The threat of terrorism faced today by the United States is real. The Section 215 telephone records program was intended as one tool to combat this threat — a tool that would help investigators piece together the networks of terrorist groups and the patterns of their communications with a speed and comprehensiveness not otherwise available. However, we conclude that the Section 215 program has shown minimal value in safeguarding the nation from terrorism. Based on the information provided to the Board, including classified briefings and documentation, we have not identified a single instance involving a threat to the United States in which the program made a concrete difference in the outcome of a counterterrorism investigation. Moreover, we are aware of no instance in which the program directly contributed to the discovery of a previously unknown terrorist plot or the disruption of a terrorist attack. And we believe that in only one instance over the past seven years has the program arguably contributed to the identification of an unknown terrorism suspect. Even in that case, the suspect was not involved in planning a terrorist attack and there is reason to believe that the FBI may have discovered him without the contribution of the NSA’s program.

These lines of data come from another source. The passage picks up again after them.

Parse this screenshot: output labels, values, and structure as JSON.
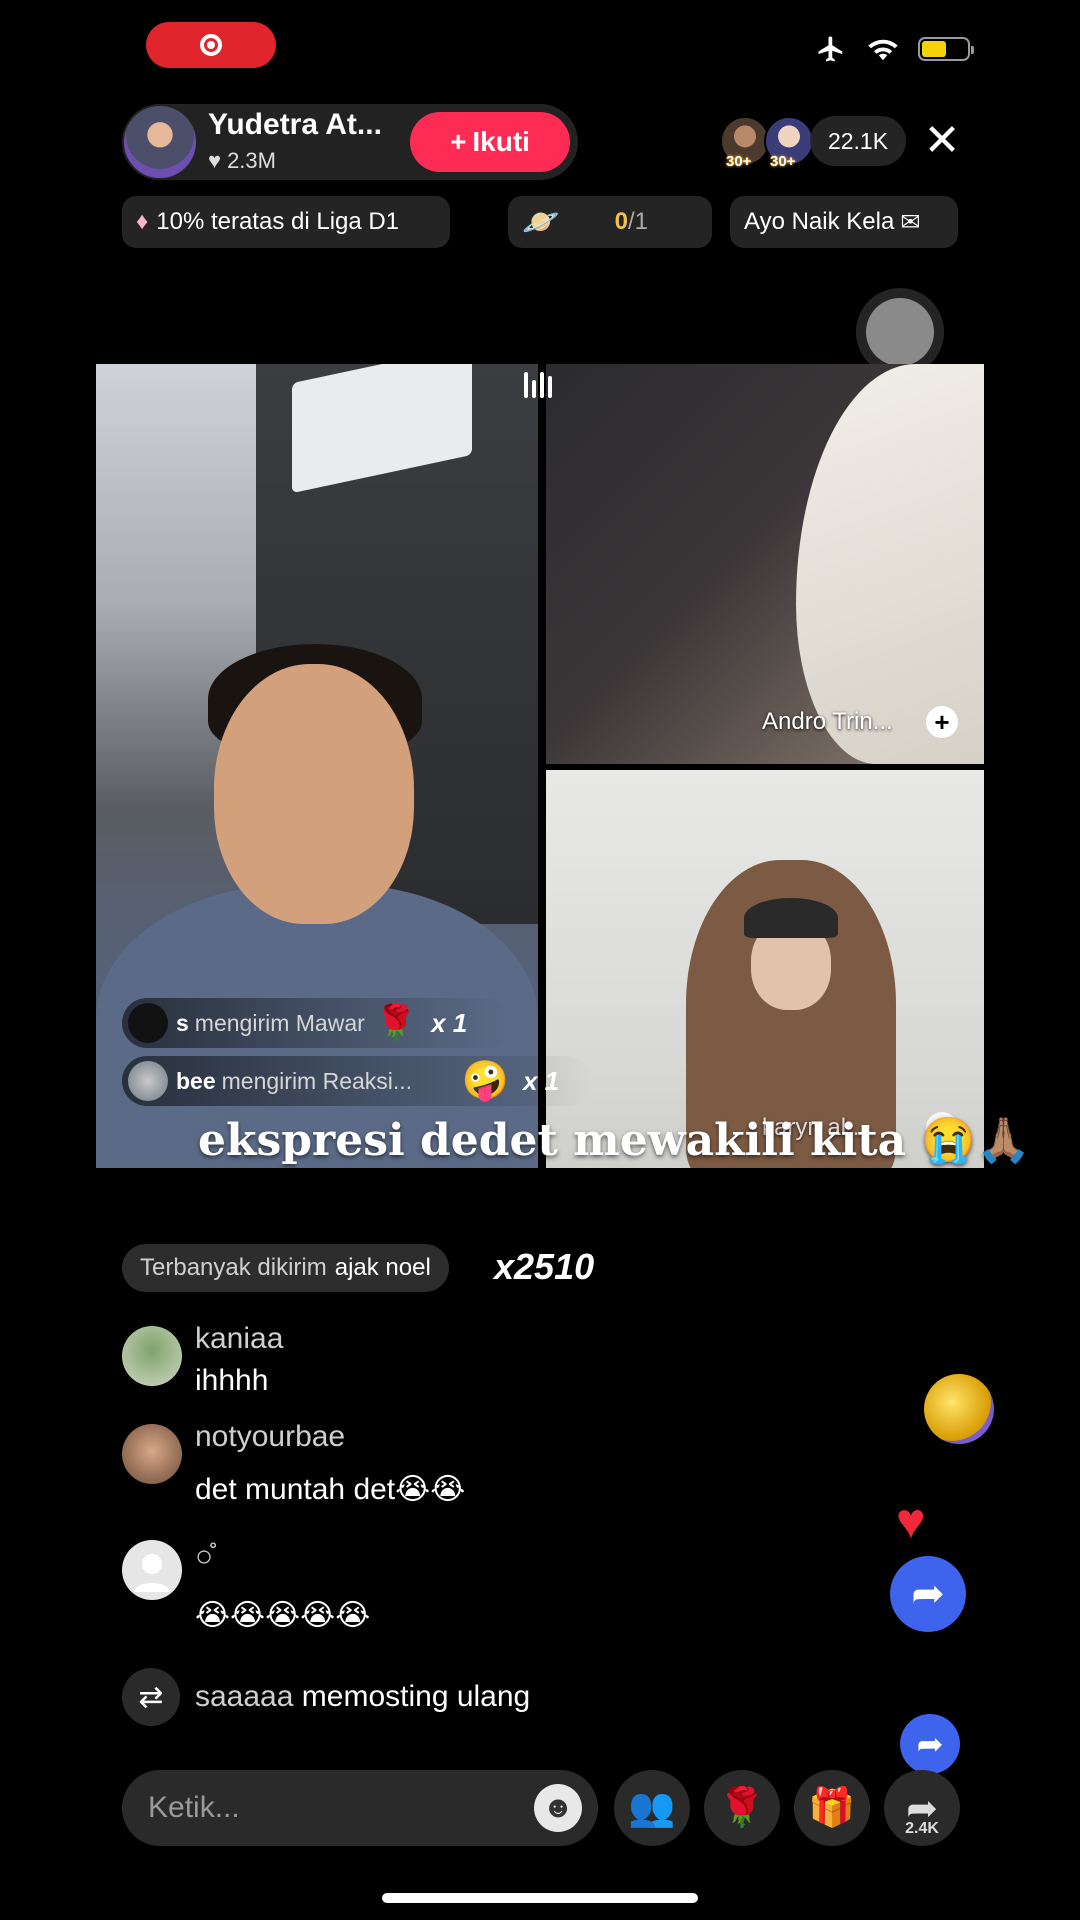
{
  "host": {
    "name": "Yudetra At...",
    "likes": "2.3M",
    "follow_label": "Ikuti"
  },
  "viewers": {
    "badge_1": "30+",
    "badge_2": "30+",
    "count": "22.1K"
  },
  "chips": {
    "rank": "10% teratas di Liga D1",
    "goal_current": "0",
    "goal_total": "/1",
    "promo": "Ayo Naik Kela"
  },
  "guests": {
    "top_right_name": "Andro Trin...",
    "bottom_right_name": "karyn al..."
  },
  "gifts": [
    {
      "user": "s",
      "action": "mengirim Mawar",
      "count": "x 1",
      "icon": "rose-icon"
    },
    {
      "user": "bee",
      "action": "mengirim Reaksi...",
      "count": "x 1",
      "icon": "emoji-reaction-icon"
    }
  ],
  "caption": "ekspresi dedet mewakili kita 😭🙏🏽",
  "top_gifter": {
    "prefix": "Terbanyak dikirim",
    "name": "ajak noel",
    "count": "x2510"
  },
  "comments": [
    {
      "user": "kaniaa",
      "text": "ihhhh"
    },
    {
      "user": "notyourbae",
      "text": "det muntah det😭😭"
    },
    {
      "user": "○̊",
      "text": "😭😭😭😭😭"
    }
  ],
  "repost": {
    "user": "saaaaa",
    "action": "memosting ulang"
  },
  "input": {
    "placeholder": "Ketik..."
  },
  "bottom_bar": {
    "share_count": "2.4K"
  },
  "colors": {
    "accent": "#fe2c55",
    "share_blue": "#3e63ec",
    "record": "#e0252c"
  }
}
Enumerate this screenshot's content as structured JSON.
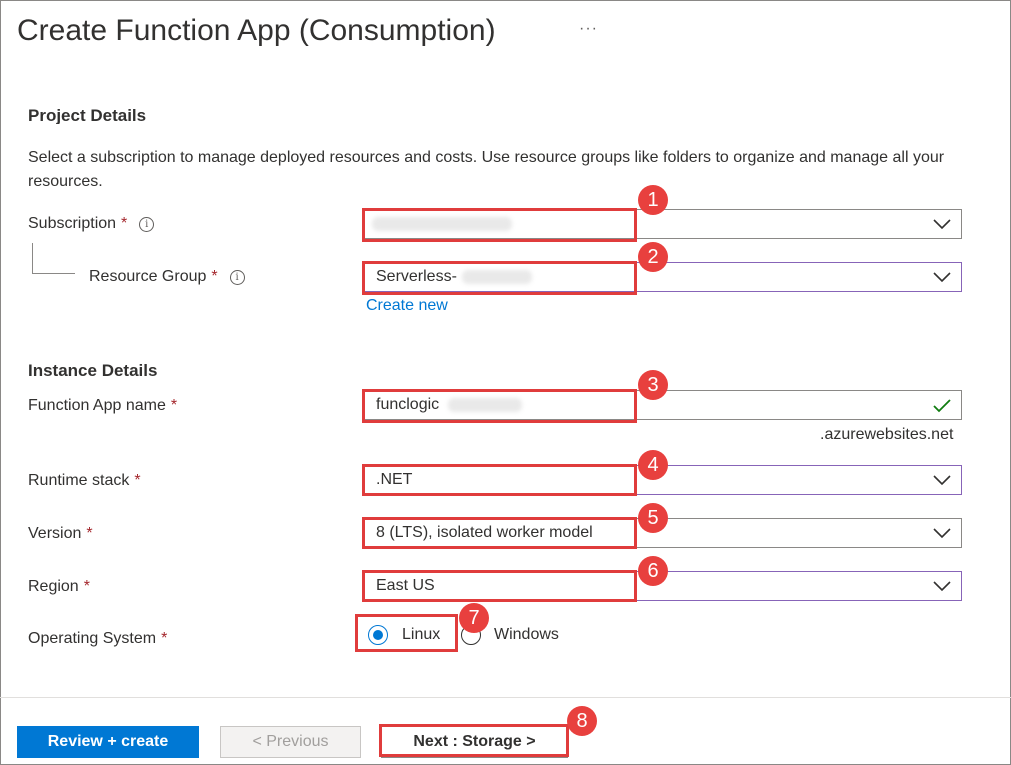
{
  "page": {
    "title": "Create Function App (Consumption)",
    "more_label": "···"
  },
  "project": {
    "heading": "Project Details",
    "description": "Select a subscription to manage deployed resources and costs. Use resource groups like folders to organize and manage all your resources.",
    "subscription_label": "Subscription",
    "subscription_value": "",
    "resource_group_label": "Resource Group",
    "resource_group_value": "Serverless-",
    "create_new_label": "Create new"
  },
  "instance": {
    "heading": "Instance Details",
    "function_app_name_label": "Function App name",
    "function_app_name_value": "funclogic",
    "domain_suffix": ".azurewebsites.net",
    "runtime_label": "Runtime stack",
    "runtime_value": ".NET",
    "version_label": "Version",
    "version_value": "8 (LTS), isolated worker model",
    "region_label": "Region",
    "region_value": "East US",
    "os_label": "Operating System",
    "os_options": [
      "Linux",
      "Windows"
    ],
    "os_selected": "Linux"
  },
  "common": {
    "required_marker": "*",
    "info_glyph": "i"
  },
  "annotations": [
    "1",
    "2",
    "3",
    "4",
    "5",
    "6",
    "7",
    "8"
  ],
  "footer": {
    "review_label": "Review + create",
    "previous_label": "< Previous",
    "next_label": "Next : Storage >"
  },
  "colors": {
    "accent": "#0078d4",
    "annotation_red": "#e8403e",
    "required": "#a4262c",
    "focus_purple": "#8764b8",
    "valid_green": "#107c10"
  },
  "icons": {
    "dropdown": "chevron-down-icon",
    "info": "info-icon",
    "valid": "checkmark-icon"
  }
}
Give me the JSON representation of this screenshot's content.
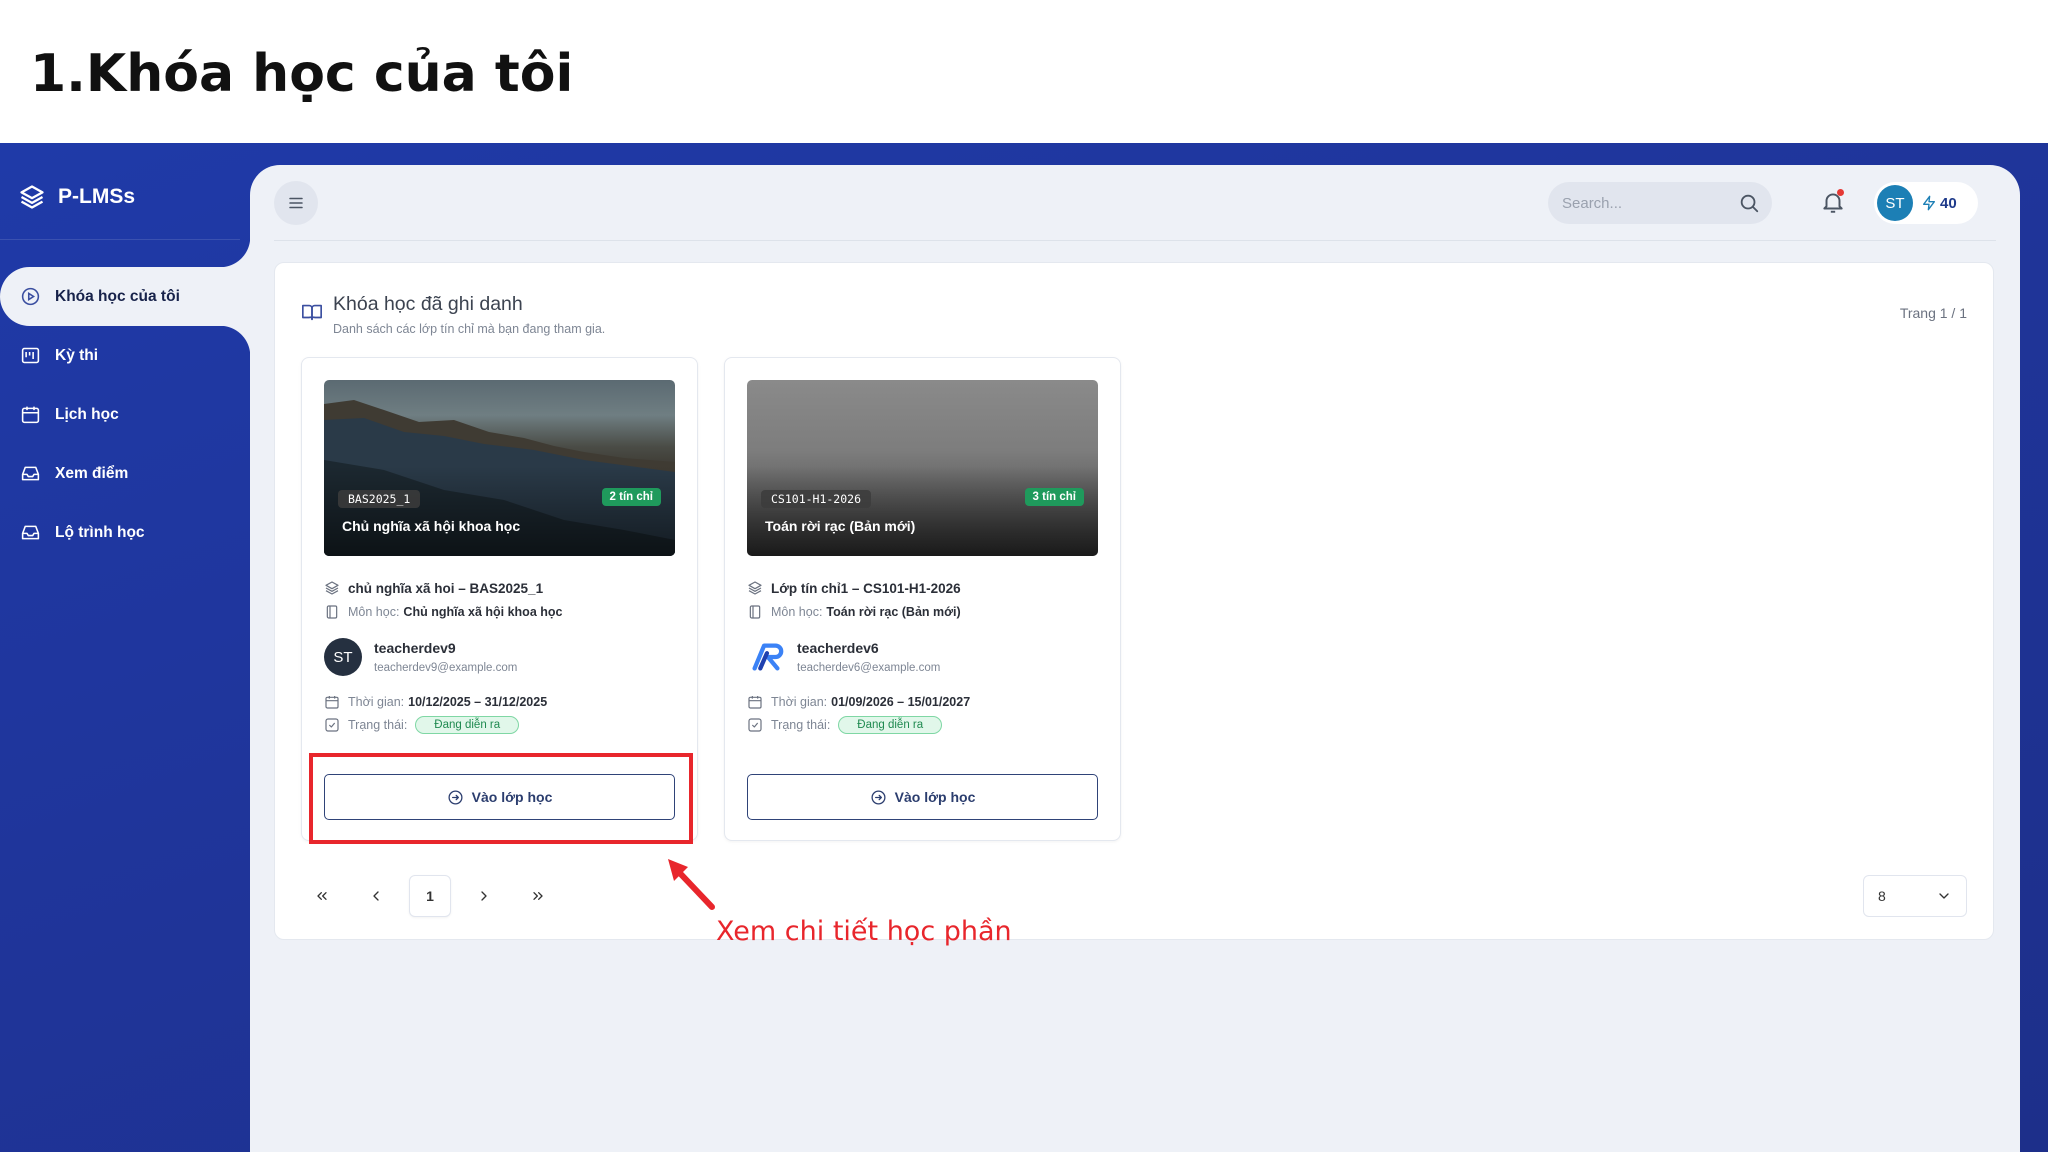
{
  "slide_title": "1.Khóa học của tôi",
  "app": {
    "name": "P-LMSs"
  },
  "sidebar": {
    "items": [
      {
        "label": "Khóa học của tôi",
        "icon": "play-circle-icon",
        "active": true
      },
      {
        "label": "Kỳ thi",
        "icon": "exam-board-icon",
        "active": false
      },
      {
        "label": "Lịch học",
        "icon": "calendar-icon",
        "active": false
      },
      {
        "label": "Xem điểm",
        "icon": "inbox-icon",
        "active": false
      },
      {
        "label": "Lộ trình học",
        "icon": "inbox-icon",
        "active": false
      }
    ]
  },
  "topbar": {
    "search_placeholder": "Search...",
    "user_initials": "ST",
    "points": "40",
    "notification_dot": true
  },
  "content": {
    "title": "Khóa học đã ghi danh",
    "subtitle": "Danh sách các lớp tín chỉ mà bạn đang tham gia.",
    "page_indicator": "Trang 1 / 1"
  },
  "courses": [
    {
      "code": "BAS2025_1",
      "credits": "2 tín chỉ",
      "image_title": "Chủ nghĩa xã hội khoa học",
      "class_name": "chủ nghĩa xã hoi – BAS2025_1",
      "subject_label": "Môn học:",
      "subject": "Chủ nghĩa xã hội khoa học",
      "teacher_initials": "ST",
      "teacher_name": "teacherdev9",
      "teacher_email": "teacherdev9@example.com",
      "time_label": "Thời gian:",
      "time": "10/12/2025 – 31/12/2025",
      "status_label": "Trạng thái:",
      "status": "Đang diễn ra",
      "button": "Vào lớp học"
    },
    {
      "code": "CS101-H1-2026",
      "credits": "3 tín chỉ",
      "image_title": "Toán rời rạc (Bản mới)",
      "class_name": "Lớp tín chỉ1 – CS101-H1-2026",
      "subject_label": "Môn học:",
      "subject": "Toán rời rạc (Bản mới)",
      "teacher_initials": "",
      "teacher_name": "teacherdev6",
      "teacher_email": "teacherdev6@example.com",
      "time_label": "Thời gian:",
      "time": "01/09/2026 – 15/01/2027",
      "status_label": "Trạng thái:",
      "status": "Đang diễn ra",
      "button": "Vào lớp học"
    }
  ],
  "pagination": {
    "current_page": "1",
    "page_size": "8"
  },
  "annotation": {
    "text": "Xem chi tiết học phần",
    "color": "#e8262c"
  },
  "colors": {
    "sidebar_bg": "#1f3aa8",
    "main_bg": "#eef1f7",
    "status_green": "#1f8a50",
    "credit_green": "#1f9a5c"
  }
}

The Board’s review suggests that where the telephone records collected by the NSA under its Section 215 program have provided value, they have done so primarily in two ways: by offering additional leads regarding the contacts of terrorism suspects already known to investigators, and by demonstrating that foreign terrorist plots do not have a U.S. nexus. The former can help investigators confirm suspicions about the target of an inquiry or about persons in contact with that target. The latter can help the intelligence community focus its limited investigatory resources by avoiding false leads and channeling efforts where they are needed most. But with respect to the former, our review suggests that the Section 215 program offers little unique value but largely duplicates the FBI’s own information gathering efforts. And with respect to the latter, while the value of proper resource allocation in time-sensitive situations is not to be discounted, we question whether the American public should accept the government’s routine collection of all of its telephone records because it helps in cases where there is no threat to the United States.
Further reading for those of most political persuasions:

Electronic Freedom Foundation
The NSA’s Call Record Program, a 9/11 Hijacker, and the Failure of Bulk Collection

House Judiciary Committee
H.R. 2048, THE USA FREEDOM ACT

National Rifle Association
USA FREEDOM Act Becomes Law, Enhances Privacy for Law-Abiding Americans

Jonathan Mayer, a computer scientist + lawyer at Stanford
MetaPhone: The Sensitivity of Telephone Metadata

ACLU
ACLU V. NSA - CHALLENGE TO WARRANTLESS WIRETAPPING

Senator Rubio says Senator Cruz voted to 'weaken U.S. intelligence.’ I’d say Cruz voted to protect American liberty.